EXERCISE AIM
Return, from the lines below, each one that includes the word "Observatory".

SOURCE RECORDS
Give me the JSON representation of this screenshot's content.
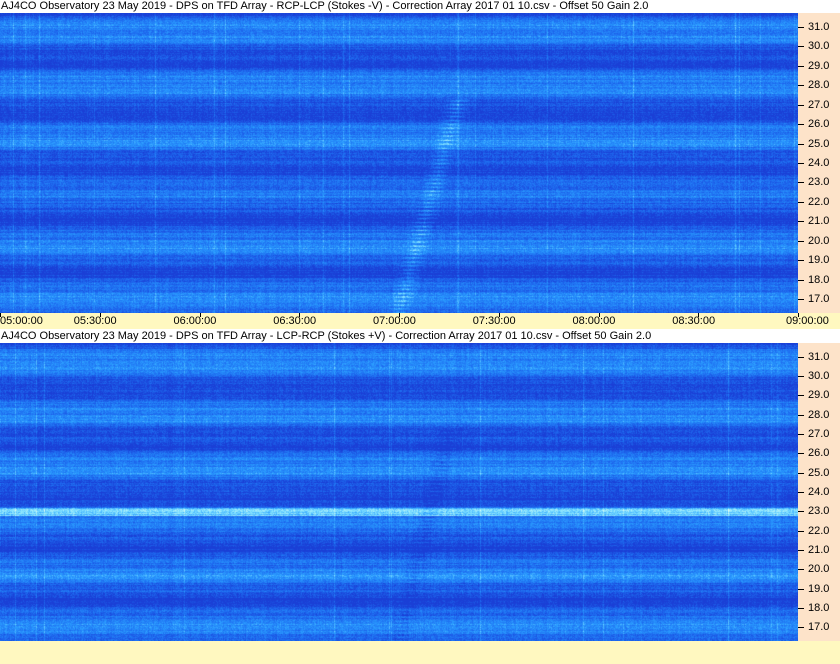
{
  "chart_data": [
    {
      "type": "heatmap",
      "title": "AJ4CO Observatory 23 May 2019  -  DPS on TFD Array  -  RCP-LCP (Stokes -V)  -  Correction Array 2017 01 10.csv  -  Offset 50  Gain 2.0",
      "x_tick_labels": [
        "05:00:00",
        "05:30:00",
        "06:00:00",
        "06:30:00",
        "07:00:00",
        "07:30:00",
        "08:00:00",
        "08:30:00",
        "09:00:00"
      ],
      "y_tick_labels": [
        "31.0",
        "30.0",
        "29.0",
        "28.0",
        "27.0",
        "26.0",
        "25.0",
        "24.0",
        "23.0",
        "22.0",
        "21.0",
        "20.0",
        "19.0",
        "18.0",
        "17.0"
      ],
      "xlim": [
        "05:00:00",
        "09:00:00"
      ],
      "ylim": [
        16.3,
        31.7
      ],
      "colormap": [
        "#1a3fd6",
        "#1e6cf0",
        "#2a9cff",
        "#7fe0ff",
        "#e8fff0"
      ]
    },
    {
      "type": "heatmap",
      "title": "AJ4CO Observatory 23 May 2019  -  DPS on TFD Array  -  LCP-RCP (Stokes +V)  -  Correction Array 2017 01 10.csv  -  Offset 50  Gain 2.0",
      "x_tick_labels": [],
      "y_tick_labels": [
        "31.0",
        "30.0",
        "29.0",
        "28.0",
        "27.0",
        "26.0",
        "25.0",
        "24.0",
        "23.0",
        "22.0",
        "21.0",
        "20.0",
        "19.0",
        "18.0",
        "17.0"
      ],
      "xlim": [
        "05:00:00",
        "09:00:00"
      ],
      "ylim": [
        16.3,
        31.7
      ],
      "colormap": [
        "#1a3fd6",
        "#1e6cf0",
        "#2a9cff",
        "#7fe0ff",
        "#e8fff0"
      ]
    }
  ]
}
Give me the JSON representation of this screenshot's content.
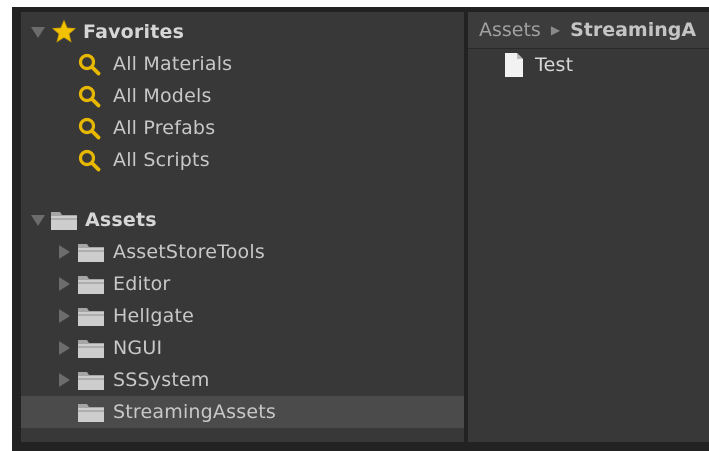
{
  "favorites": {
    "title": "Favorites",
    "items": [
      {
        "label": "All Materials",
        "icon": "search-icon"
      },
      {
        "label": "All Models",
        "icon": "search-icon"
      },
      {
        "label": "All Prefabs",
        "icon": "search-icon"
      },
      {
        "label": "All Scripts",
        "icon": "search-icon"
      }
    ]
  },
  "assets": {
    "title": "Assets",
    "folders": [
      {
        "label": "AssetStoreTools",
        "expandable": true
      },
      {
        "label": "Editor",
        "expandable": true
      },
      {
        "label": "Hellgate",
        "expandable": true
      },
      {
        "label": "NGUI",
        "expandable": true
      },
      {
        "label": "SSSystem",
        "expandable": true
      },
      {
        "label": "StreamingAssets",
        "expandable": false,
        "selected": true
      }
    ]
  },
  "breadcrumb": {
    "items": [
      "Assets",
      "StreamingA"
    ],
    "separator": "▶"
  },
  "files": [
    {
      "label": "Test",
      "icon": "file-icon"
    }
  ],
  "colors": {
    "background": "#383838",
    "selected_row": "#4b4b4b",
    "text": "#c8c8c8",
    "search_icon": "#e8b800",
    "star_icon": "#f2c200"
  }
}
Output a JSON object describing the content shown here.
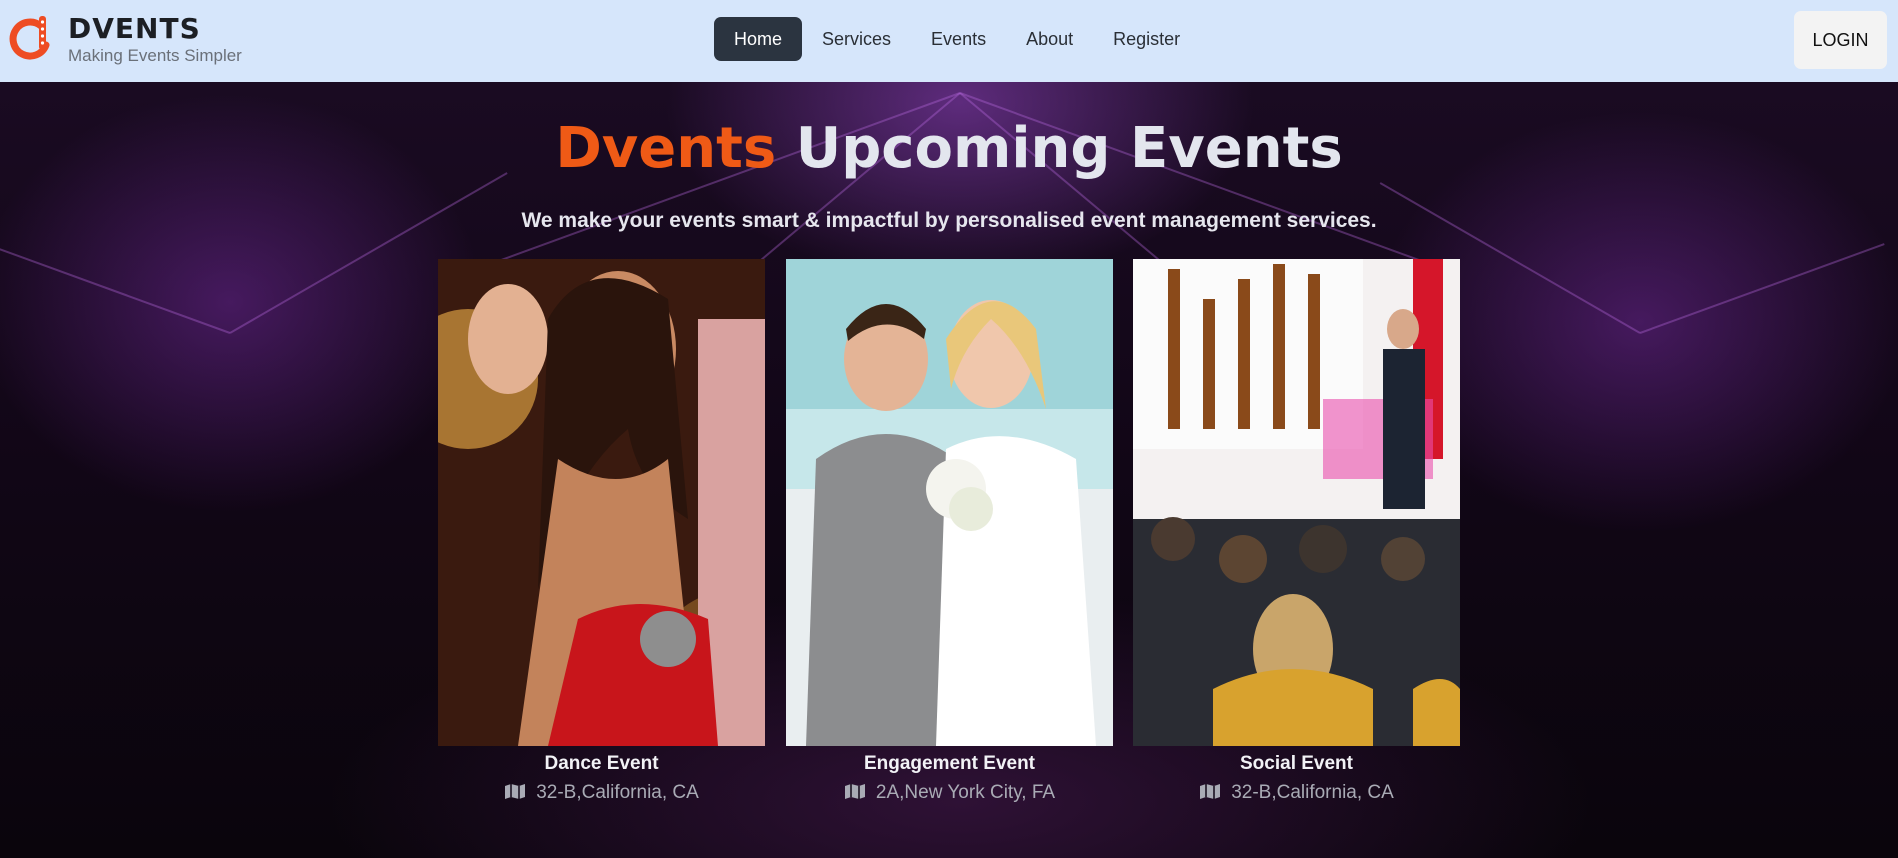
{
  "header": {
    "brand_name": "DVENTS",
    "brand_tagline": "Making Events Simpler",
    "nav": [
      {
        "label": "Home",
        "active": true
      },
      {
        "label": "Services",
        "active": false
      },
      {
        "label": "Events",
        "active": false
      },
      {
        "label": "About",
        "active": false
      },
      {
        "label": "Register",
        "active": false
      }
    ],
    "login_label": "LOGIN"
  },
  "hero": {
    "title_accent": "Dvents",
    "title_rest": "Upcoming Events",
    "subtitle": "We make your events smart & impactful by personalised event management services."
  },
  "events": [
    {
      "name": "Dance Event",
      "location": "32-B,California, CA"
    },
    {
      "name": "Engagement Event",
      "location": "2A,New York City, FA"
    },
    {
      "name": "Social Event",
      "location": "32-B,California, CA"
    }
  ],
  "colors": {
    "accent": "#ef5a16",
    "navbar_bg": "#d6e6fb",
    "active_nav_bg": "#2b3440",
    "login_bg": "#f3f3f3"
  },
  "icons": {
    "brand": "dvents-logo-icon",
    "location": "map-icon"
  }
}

RESPONSE TO THIS TASK
      "title": "AJ4CO Observatory 23 May 2019  -  DPS on TFD Array  -  RCP-LCP (Stokes -V)  -  Correction Array 2017 01 10.csv  -  Offset 50  Gain 2.0",
      "title": "AJ4CO Observatory 23 May 2019  -  DPS on TFD Array  -  LCP-RCP (Stokes +V)  -  Correction Array 2017 01 10.csv  -  Offset 50  Gain 2.0",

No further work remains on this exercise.